Data records:
++++++
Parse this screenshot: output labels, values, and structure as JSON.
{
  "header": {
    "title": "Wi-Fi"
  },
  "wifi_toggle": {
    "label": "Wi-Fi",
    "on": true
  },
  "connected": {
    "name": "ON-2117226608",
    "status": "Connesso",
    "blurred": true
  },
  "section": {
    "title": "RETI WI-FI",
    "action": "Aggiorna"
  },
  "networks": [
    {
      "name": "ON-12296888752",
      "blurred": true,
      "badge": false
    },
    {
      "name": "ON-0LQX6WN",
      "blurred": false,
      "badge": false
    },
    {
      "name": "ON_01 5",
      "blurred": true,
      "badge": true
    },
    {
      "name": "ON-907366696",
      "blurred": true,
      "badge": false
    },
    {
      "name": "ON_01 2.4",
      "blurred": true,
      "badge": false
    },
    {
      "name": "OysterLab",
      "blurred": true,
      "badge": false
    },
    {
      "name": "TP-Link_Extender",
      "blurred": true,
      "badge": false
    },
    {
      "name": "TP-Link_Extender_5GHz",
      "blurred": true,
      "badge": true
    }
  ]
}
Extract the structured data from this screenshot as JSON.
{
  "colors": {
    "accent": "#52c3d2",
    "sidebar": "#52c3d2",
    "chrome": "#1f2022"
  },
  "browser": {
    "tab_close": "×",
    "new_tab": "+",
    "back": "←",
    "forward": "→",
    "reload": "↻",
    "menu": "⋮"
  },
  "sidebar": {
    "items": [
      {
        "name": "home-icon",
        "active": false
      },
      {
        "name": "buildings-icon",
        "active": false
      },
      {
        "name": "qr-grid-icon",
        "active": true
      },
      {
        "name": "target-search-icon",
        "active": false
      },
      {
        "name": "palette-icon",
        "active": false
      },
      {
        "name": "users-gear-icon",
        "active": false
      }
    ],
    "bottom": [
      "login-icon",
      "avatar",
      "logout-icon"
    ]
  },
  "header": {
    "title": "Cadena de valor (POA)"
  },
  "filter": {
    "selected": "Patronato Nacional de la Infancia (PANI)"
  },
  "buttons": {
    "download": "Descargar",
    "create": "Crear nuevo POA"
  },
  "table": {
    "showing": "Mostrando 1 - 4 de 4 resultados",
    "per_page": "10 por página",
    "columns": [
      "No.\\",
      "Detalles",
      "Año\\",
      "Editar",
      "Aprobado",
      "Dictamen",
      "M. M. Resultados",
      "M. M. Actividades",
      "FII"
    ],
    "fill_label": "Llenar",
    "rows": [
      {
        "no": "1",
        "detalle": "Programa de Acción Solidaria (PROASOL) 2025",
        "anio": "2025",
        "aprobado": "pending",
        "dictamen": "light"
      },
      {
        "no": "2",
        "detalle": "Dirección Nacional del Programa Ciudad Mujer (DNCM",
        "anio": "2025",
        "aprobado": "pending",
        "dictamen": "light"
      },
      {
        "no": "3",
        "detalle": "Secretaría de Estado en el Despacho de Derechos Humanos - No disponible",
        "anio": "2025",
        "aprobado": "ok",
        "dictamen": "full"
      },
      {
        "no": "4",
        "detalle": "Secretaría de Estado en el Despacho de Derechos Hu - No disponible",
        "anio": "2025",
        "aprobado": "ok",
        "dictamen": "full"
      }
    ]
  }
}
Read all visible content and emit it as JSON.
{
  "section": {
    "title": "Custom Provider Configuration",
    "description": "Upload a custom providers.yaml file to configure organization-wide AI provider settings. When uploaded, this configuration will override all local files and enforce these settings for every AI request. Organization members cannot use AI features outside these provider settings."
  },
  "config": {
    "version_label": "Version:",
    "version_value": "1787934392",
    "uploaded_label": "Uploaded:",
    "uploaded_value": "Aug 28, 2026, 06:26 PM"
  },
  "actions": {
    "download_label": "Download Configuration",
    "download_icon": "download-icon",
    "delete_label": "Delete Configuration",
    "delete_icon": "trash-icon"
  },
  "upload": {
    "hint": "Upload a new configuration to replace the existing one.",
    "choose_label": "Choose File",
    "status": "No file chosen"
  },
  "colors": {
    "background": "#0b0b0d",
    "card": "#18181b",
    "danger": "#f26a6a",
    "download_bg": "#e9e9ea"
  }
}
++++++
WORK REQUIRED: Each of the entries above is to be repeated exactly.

ANSWER FOR THIS EXERCISE:
Parse this screenshot: output labels, values, and structure as JSON.
{
  "header": {
    "title": "Wi-Fi"
  },
  "wifi_toggle": {
    "label": "Wi-Fi",
    "on": true
  },
  "connected": {
    "name": "ON-2117226608",
    "status": "Connesso",
    "blurred": true
  },
  "section": {
    "title": "RETI WI-FI",
    "action": "Aggiorna"
  },
  "networks": [
    {
      "name": "ON-12296888752",
      "blurred": true,
      "badge": false
    },
    {
      "name": "ON-0LQX6WN",
      "blurred": false,
      "badge": false
    },
    {
      "name": "ON_01 5",
      "blurred": true,
      "badge": true
    },
    {
      "name": "ON-907366696",
      "blurred": true,
      "badge": false
    },
    {
      "name": "ON_01 2.4",
      "blurred": true,
      "badge": false
    },
    {
      "name": "OysterLab",
      "blurred": true,
      "badge": false
    },
    {
      "name": "TP-Link_Extender",
      "blurred": true,
      "badge": false
    },
    {
      "name": "TP-Link_Extender_5GHz",
      "blurred": true,
      "badge": true
    }
  ]
}
Extract the structured data from this screenshot as JSON.
{
  "colors": {
    "accent": "#52c3d2",
    "sidebar": "#52c3d2",
    "chrome": "#1f2022"
  },
  "browser": {
    "tab_close": "×",
    "new_tab": "+",
    "back": "←",
    "forward": "→",
    "reload": "↻",
    "menu": "⋮"
  },
  "sidebar": {
    "items": [
      {
        "name": "home-icon",
        "active": false
      },
      {
        "name": "buildings-icon",
        "active": false
      },
      {
        "name": "qr-grid-icon",
        "active": true
      },
      {
        "name": "target-search-icon",
        "active": false
      },
      {
        "name": "palette-icon",
        "active": false
      },
      {
        "name": "users-gear-icon",
        "active": false
      }
    ],
    "bottom": [
      "login-icon",
      "avatar",
      "logout-icon"
    ]
  },
  "header": {
    "title": "Cadena de valor (POA)"
  },
  "filter": {
    "selected": "Patronato Nacional de la Infancia (PANI)"
  },
  "buttons": {
    "download": "Descargar",
    "create": "Crear nuevo POA"
  },
  "table": {
    "showing": "Mostrando 1 - 4 de 4 resultados",
    "per_page": "10 por página",
    "columns": [
      "No.\\",
      "Detalles",
      "Año\\",
      "Editar",
      "Aprobado",
      "Dictamen",
      "M. M. Resultados",
      "M. M. Actividades",
      "FII"
    ],
    "fill_label": "Llenar",
    "rows": [
      {
        "no": "1",
        "detalle": "Programa de Acción Solidaria (PROASOL) 2025",
        "anio": "2025",
        "aprobado": "pending",
        "dictamen": "light"
      },
      {
        "no": "2",
        "detalle": "Dirección Nacional del Programa Ciudad Mujer (DNCM",
        "anio": "2025",
        "aprobado": "pending",
        "dictamen": "light"
      },
      {
        "no": "3",
        "detalle": "Secretaría de Estado en el Despacho de Derechos Humanos - No disponible",
        "anio": "2025",
        "aprobado": "ok",
        "dictamen": "full"
      },
      {
        "no": "4",
        "detalle": "Secretaría de Estado en el Despacho de Derechos Hu - No disponible",
        "anio": "2025",
        "aprobado": "ok",
        "dictamen": "full"
      }
    ]
  }
}
Read all visible content and emit it as JSON.
{
  "section": {
    "title": "Custom Provider Configuration",
    "description": "Upload a custom providers.yaml file to configure organization-wide AI provider settings. When uploaded, this configuration will override all local files and enforce these settings for every AI request. Organization members cannot use AI features outside these provider settings."
  },
  "config": {
    "version_label": "Version:",
    "version_value": "1787934392",
    "uploaded_label": "Uploaded:",
    "uploaded_value": "Aug 28, 2026, 06:26 PM"
  },
  "actions": {
    "download_label": "Download Configuration",
    "download_icon": "download-icon",
    "delete_label": "Delete Configuration",
    "delete_icon": "trash-icon"
  },
  "upload": {
    "hint": "Upload a new configuration to replace the existing one.",
    "choose_label": "Choose File",
    "status": "No file chosen"
  },
  "colors": {
    "background": "#0b0b0d",
    "card": "#18181b",
    "danger": "#f26a6a",
    "download_bg": "#e9e9ea"
  }
}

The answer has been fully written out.